Looking to lease a property on the sort after Parade in the village of Shephardsford we meet Gilbert Chilvers (Nick Hawkswell) as a likeable chiropodist, his gentle personality captures the audience hearts, his rendition of the song ‘The kind of man I am’ was truly beautiful an accomplished sensitive performance from a very talented actor. His Lady Macbeth of a wife Joyce Chilvers, all ruthless ambition is stunningly portrayed by Joanne Poston, superbly delivering her big numbers; ‘Nobody’ ‘and Kill the Pig. The Primrose Ballroom sequence, also beautifully choreographed by Deborah Clark was a delight, Jo sang ‘Lionheart’ with such passion, supported by the glamorous vocal trio (Tia Gill, Cressida Barker, Samantha Arnald) an accomplished performance. Mother Dear (Kathy Jordan) was the perfect addition to the Chilvers family and her old lady antics and characterisation provided much of the comedy, her face stole the scene in “Pig, no Pig!”. Hilarious performance.

The storyline is centred around, an adorable pig ‘Betty’ (brilliant job by puppeteer Ruth Stenhouse) who is being illegally reared to ensure the local dignitaries can celebrate the Royal Wedding between Princess Elizabeth and Phillip Mountbatten with a lavish banquet while the local population make do with spam. With only the well-connected invited including Dr James Swaby (Mike Ellis) Henry Allardyce (Andrew Lee) and Frances Lockwood) all members of the Town Council.  Poor chiropodist Gilbert Chilvers and his aspiring wife Joyce are not included, Joyce was furious.

Gestapo like meat inspector dressed in black leather Mr Wormold (Dave Swift) is ready to shut down and lock up any butcher contravening food rationing, painting them with bright green paint, an unfulfilled Picasso his song ‘Painting by Heart’ is gloriously unique. Our heroine Betty Blue Eyes is being kept hidden away by Farmer Sutcliffe (Dave Don) on his farm.

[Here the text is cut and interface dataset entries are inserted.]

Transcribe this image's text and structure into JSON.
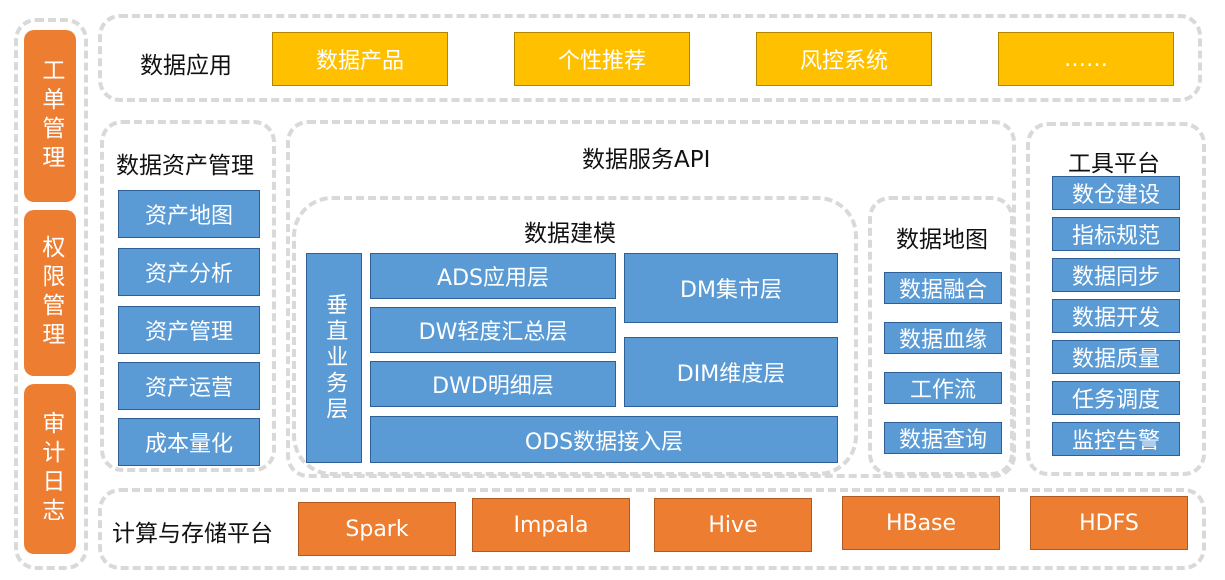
{
  "sidebar": [
    {
      "label": "工单管理"
    },
    {
      "label": "权限管理"
    },
    {
      "label": "审计日志"
    }
  ],
  "data_application": {
    "title": "数据应用",
    "items": [
      "数据产品",
      "个性推荐",
      "风控系统",
      "……"
    ]
  },
  "data_asset_management": {
    "title": "数据资产管理",
    "items": [
      "资产地图",
      "资产分析",
      "资产管理",
      "资产运营",
      "成本量化"
    ]
  },
  "data_service_api": {
    "title": "数据服务API"
  },
  "data_modeling": {
    "title": "数据建模",
    "vertical_layer": "垂直业务层",
    "ads": "ADS应用层",
    "dw": "DW轻度汇总层",
    "dwd": "DWD明细层",
    "ods": "ODS数据接入层",
    "dm": "DM集市层",
    "dim": "DIM维度层"
  },
  "data_map": {
    "title": "数据地图",
    "items": [
      "数据融合",
      "数据血缘",
      "工作流",
      "数据查询"
    ]
  },
  "tool_platform": {
    "title": "工具平台",
    "items": [
      "数仓建设",
      "指标规范",
      "数据同步",
      "数据开发",
      "数据质量",
      "任务调度",
      "监控告警"
    ]
  },
  "compute_storage": {
    "title": "计算与存储平台",
    "items": [
      "Spark",
      "Impala",
      "Hive",
      "HBase",
      "HDFS"
    ]
  },
  "colors": {
    "orange": "#ed7d31",
    "yellow": "#ffc000",
    "blue": "#5b9bd5",
    "frame": "#d9d9d9"
  }
}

However, when town officials turned down Gilbert's application to open his own surgery, plus Joyces anger about not being invited to the banquet he decides to steal Betty from Sutcliffe’s farm, with hilarious consequences. Together with Joyce we see action packed theft of Betty via projection on the set very clever and absolutely hilarious. Jo Poston and Nick Hawkswell are expertly cast , they were indeed Joyce and Gilbert.

As always with an ensemble of this size it is impossible to mention everyone, so I will not try, you were all magnificent. However, I must mention a number of exceptional moments, for me: ‘Magic Fingers’, is a seductive little number, Gilbert’s clients Mrs. Roach (Helen Roberts) Mrs. Lester (Amy Duggan) and Mrs. Turnbull (Becki Jenkin) all personally grieving for loss of their men. However, his last appointment of the day Mrs Metcalf (Tia Gill) seducing poor Gilbert, not only was she hilarious but her voice was outstanding. The very funny ‘Since the War’ with all the men in the urinal “piss-stained, piss-poor, pisspot of a country” need to change is so funny a laugh out loud moment.

The title song ‘Betty Blue Eyes’ is so beautifully sung by Allardyce and Gilbert, two such rich singing voices worked so well. Then there is Betty herself and her beautiful blue eyes, who lived to fight another day, she stole our hearts, what a performance. 

Congratulations West Kirby Musical Theatre Company for this great family show, talented cast, fabulous songs and stunning set.  It made me laugh, cry and touched all our hearts what more could you want from a night at the theatre. 

Thank you so much for inviting me. It is a performance I will remember for a long time.


Joanne Rymer